This exercise asks for the records to be retyped exactly as they read.

Extracted data entries:
○ ○ ○
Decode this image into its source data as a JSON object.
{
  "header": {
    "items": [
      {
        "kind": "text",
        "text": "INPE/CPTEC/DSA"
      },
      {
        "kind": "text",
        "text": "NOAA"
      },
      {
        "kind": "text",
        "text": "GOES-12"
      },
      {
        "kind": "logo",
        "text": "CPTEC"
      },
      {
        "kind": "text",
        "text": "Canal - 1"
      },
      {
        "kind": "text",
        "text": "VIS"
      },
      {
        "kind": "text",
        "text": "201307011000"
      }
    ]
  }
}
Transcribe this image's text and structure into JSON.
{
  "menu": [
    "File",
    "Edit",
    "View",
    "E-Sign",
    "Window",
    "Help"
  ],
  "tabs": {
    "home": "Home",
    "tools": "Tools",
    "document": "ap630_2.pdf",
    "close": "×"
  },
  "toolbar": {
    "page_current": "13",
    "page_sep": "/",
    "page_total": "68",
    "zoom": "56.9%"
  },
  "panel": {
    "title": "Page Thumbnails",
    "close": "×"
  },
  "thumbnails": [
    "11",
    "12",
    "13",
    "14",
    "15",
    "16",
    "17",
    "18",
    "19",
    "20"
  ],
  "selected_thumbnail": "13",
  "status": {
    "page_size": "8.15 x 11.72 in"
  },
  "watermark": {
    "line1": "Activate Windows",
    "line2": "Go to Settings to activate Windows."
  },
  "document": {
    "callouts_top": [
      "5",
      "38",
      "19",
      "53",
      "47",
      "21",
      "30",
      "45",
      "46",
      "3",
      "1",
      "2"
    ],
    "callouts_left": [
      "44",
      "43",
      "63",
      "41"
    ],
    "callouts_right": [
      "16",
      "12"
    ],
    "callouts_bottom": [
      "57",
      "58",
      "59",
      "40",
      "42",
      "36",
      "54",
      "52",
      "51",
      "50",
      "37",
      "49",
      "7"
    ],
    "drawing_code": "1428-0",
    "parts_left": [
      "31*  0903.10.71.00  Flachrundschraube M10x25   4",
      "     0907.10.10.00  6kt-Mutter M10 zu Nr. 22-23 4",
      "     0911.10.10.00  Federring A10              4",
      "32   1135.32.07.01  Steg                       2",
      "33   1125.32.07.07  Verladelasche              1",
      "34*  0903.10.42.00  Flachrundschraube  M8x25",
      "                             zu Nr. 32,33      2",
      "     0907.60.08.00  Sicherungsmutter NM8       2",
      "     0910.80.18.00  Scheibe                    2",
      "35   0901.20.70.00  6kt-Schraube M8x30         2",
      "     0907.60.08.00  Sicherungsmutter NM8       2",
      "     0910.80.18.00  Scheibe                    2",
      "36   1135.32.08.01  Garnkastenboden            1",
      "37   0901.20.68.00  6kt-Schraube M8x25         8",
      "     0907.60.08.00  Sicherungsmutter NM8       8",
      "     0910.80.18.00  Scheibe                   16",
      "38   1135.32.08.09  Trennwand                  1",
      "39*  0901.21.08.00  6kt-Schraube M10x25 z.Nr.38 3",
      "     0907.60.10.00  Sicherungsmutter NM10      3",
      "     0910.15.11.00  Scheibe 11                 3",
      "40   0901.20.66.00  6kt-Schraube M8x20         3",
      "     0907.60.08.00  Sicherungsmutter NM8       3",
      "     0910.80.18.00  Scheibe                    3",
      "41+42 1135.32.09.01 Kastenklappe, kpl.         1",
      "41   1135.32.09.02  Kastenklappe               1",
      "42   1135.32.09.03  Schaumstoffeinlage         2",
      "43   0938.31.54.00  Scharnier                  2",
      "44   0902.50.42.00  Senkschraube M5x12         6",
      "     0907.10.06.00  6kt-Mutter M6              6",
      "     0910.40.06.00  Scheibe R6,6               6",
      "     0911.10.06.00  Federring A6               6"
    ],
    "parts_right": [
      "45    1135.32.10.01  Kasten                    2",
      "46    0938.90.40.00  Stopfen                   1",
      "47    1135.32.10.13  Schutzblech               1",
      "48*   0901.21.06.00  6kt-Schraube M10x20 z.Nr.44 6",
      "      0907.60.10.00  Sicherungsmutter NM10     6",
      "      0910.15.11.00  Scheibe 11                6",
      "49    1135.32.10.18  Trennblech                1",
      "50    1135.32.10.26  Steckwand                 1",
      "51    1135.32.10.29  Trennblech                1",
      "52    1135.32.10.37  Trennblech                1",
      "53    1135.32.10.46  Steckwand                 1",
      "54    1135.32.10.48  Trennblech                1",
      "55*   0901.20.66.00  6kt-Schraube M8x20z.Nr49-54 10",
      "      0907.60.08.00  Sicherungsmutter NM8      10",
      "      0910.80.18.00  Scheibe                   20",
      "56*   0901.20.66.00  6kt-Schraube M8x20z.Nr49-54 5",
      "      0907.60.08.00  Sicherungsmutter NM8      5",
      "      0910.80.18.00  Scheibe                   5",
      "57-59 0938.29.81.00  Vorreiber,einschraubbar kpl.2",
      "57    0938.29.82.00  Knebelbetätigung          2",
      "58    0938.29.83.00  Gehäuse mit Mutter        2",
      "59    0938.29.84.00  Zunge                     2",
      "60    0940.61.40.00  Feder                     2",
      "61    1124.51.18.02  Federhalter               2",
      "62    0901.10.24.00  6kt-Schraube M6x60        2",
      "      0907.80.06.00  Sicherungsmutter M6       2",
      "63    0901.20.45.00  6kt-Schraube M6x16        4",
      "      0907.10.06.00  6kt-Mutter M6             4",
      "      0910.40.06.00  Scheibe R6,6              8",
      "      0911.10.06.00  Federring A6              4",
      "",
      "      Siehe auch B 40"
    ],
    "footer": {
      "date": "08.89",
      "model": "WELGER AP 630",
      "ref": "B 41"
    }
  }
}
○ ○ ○
Answer section —
Decode this image into its source data as a JSON object.
{
  "header": {
    "items": [
      {
        "kind": "text",
        "text": "INPE/CPTEC/DSA"
      },
      {
        "kind": "text",
        "text": "NOAA"
      },
      {
        "kind": "text",
        "text": "GOES-12"
      },
      {
        "kind": "logo",
        "text": "CPTEC"
      },
      {
        "kind": "text",
        "text": "Canal - 1"
      },
      {
        "kind": "text",
        "text": "VIS"
      },
      {
        "kind": "text",
        "text": "201307011000"
      }
    ]
  }
}
Transcribe this image's text and structure into JSON.
{
  "menu": [
    "File",
    "Edit",
    "View",
    "E-Sign",
    "Window",
    "Help"
  ],
  "tabs": {
    "home": "Home",
    "tools": "Tools",
    "document": "ap630_2.pdf",
    "close": "×"
  },
  "toolbar": {
    "page_current": "13",
    "page_sep": "/",
    "page_total": "68",
    "zoom": "56.9%"
  },
  "panel": {
    "title": "Page Thumbnails",
    "close": "×"
  },
  "thumbnails": [
    "11",
    "12",
    "13",
    "14",
    "15",
    "16",
    "17",
    "18",
    "19",
    "20"
  ],
  "selected_thumbnail": "13",
  "status": {
    "page_size": "8.15 x 11.72 in"
  },
  "watermark": {
    "line1": "Activate Windows",
    "line2": "Go to Settings to activate Windows."
  },
  "document": {
    "callouts_top": [
      "5",
      "38",
      "19",
      "53",
      "47",
      "21",
      "30",
      "45",
      "46",
      "3",
      "1",
      "2"
    ],
    "callouts_left": [
      "44",
      "43",
      "63",
      "41"
    ],
    "callouts_right": [
      "16",
      "12"
    ],
    "callouts_bottom": [
      "57",
      "58",
      "59",
      "40",
      "42",
      "36",
      "54",
      "52",
      "51",
      "50",
      "37",
      "49",
      "7"
    ],
    "drawing_code": "1428-0",
    "parts_left": [
      "31*  0903.10.71.00  Flachrundschraube M10x25   4",
      "     0907.10.10.00  6kt-Mutter M10 zu Nr. 22-23 4",
      "     0911.10.10.00  Federring A10              4",
      "32   1135.32.07.01  Steg                       2",
      "33   1125.32.07.07  Verladelasche              1",
      "34*  0903.10.42.00  Flachrundschraube  M8x25",
      "                             zu Nr. 32,33      2",
      "     0907.60.08.00  Sicherungsmutter NM8       2",
      "     0910.80.18.00  Scheibe                    2",
      "35   0901.20.70.00  6kt-Schraube M8x30         2",
      "     0907.60.08.00  Sicherungsmutter NM8       2",
      "     0910.80.18.00  Scheibe                    2",
      "36   1135.32.08.01  Garnkastenboden            1",
      "37   0901.20.68.00  6kt-Schraube M8x25         8",
      "     0907.60.08.00  Sicherungsmutter NM8       8",
      "     0910.80.18.00  Scheibe                   16",
      "38   1135.32.08.09  Trennwand                  1",
      "39*  0901.21.08.00  6kt-Schraube M10x25 z.Nr.38 3",
      "     0907.60.10.00  Sicherungsmutter NM10      3",
      "     0910.15.11.00  Scheibe 11                 3",
      "40   0901.20.66.00  6kt-Schraube M8x20         3",
      "     0907.60.08.00  Sicherungsmutter NM8       3",
      "     0910.80.18.00  Scheibe                    3",
      "41+42 1135.32.09.01 Kastenklappe, kpl.         1",
      "41   1135.32.09.02  Kastenklappe               1",
      "42   1135.32.09.03  Schaumstoffeinlage         2",
      "43   0938.31.54.00  Scharnier                  2",
      "44   0902.50.42.00  Senkschraube M5x12         6",
      "     0907.10.06.00  6kt-Mutter M6              6",
      "     0910.40.06.00  Scheibe R6,6               6",
      "     0911.10.06.00  Federring A6               6"
    ],
    "parts_right": [
      "45    1135.32.10.01  Kasten                    2",
      "46    0938.90.40.00  Stopfen                   1",
      "47    1135.32.10.13  Schutzblech               1",
      "48*   0901.21.06.00  6kt-Schraube M10x20 z.Nr.44 6",
      "      0907.60.10.00  Sicherungsmutter NM10     6",
      "      0910.15.11.00  Scheibe 11                6",
      "49    1135.32.10.18  Trennblech                1",
      "50    1135.32.10.26  Steckwand                 1",
      "51    1135.32.10.29  Trennblech                1",
      "52    1135.32.10.37  Trennblech                1",
      "53    1135.32.10.46  Steckwand                 1",
      "54    1135.32.10.48  Trennblech                1",
      "55*   0901.20.66.00  6kt-Schraube M8x20z.Nr49-54 10",
      "      0907.60.08.00  Sicherungsmutter NM8      10",
      "      0910.80.18.00  Scheibe                   20",
      "56*   0901.20.66.00  6kt-Schraube M8x20z.Nr49-54 5",
      "      0907.60.08.00  Sicherungsmutter NM8      5",
      "      0910.80.18.00  Scheibe                   5",
      "57-59 0938.29.81.00  Vorreiber,einschraubbar kpl.2",
      "57    0938.29.82.00  Knebelbetätigung          2",
      "58    0938.29.83.00  Gehäuse mit Mutter        2",
      "59    0938.29.84.00  Zunge                     2",
      "60    0940.61.40.00  Feder                     2",
      "61    1124.51.18.02  Federhalter               2",
      "62    0901.10.24.00  6kt-Schraube M6x60        2",
      "      0907.80.06.00  Sicherungsmutter M6       2",
      "63    0901.20.45.00  6kt-Schraube M6x16        4",
      "      0907.10.06.00  6kt-Mutter M6             4",
      "      0910.40.06.00  Scheibe R6,6              8",
      "      0911.10.06.00  Federring A6              4",
      "",
      "      Siehe auch B 40"
    ],
    "footer": {
      "date": "08.89",
      "model": "WELGER AP 630",
      "ref": "B 41"
    }
  }
}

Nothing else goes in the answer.